Judy and Punch is an Australian film by writer and director Mirrah Foulkes that tells a story involving alcohol and puppets. If you’re not at least intrigued by that brief synopsis, I probably don’t want to be your friend. To dig deeper into the film without giving away any spoilers, it’s the tale of a wife and husband who perform puppet shows in the backwoods town of Seaside, which the film ironically points out, is nowhere near the sea. The town is full of bloodthirsty backwoods townies with unreasonably strict religious beliefs and an obviously chauvinistic and misogynistic attitude towards everything female and everything slightly physically abnormal. This town’s xenophobia a joke unto itself.

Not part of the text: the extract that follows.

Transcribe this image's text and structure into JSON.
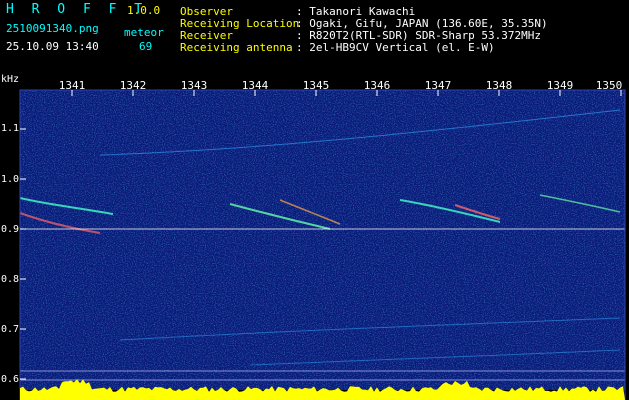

Our main characters are Judy (Mia Wasikowska) and Punch (Damon Herriman). Judy is struggling to love a man who struggles with alcoholism. We are made to feel bad for Punch, and the story goes out of its way to assert that if he didn’t struggle with the disease, Judy and Punch would be world-famous; the talent is there, but Punch and by proxy Judy’s talent and professionalism is inhibited by the proverbial drink.
“…if he didn’t struggle with the disease, Judy and Punch would be world-famous…”
As the story unfolds, Punch grows more and more aggressive, irresponsible, cruel, and manipulative. Something happens, and Judy is exiled from Seaside and finds herself amongst a camp of misfits and cast outs struggling to survive outside of the relentless persecution of the townspeople. These are the types of zealots who stone women because they looked at the moon too long. It’s a funny joke, but I could totally see stupid things like that happening back in the day.
Damon Herriman is wildly entertaining. You love him for his charm, wit, and talented puppetry, but as the layers begin to peel back, you begin to see the selfish and self-preserving monster he truly is. I imagine this is what it’d feel like to be in an abusive relationship with an alcoholic, you can see fragments of the things you loved like the charm and the wit, but it’s still an awful situation to find yourself.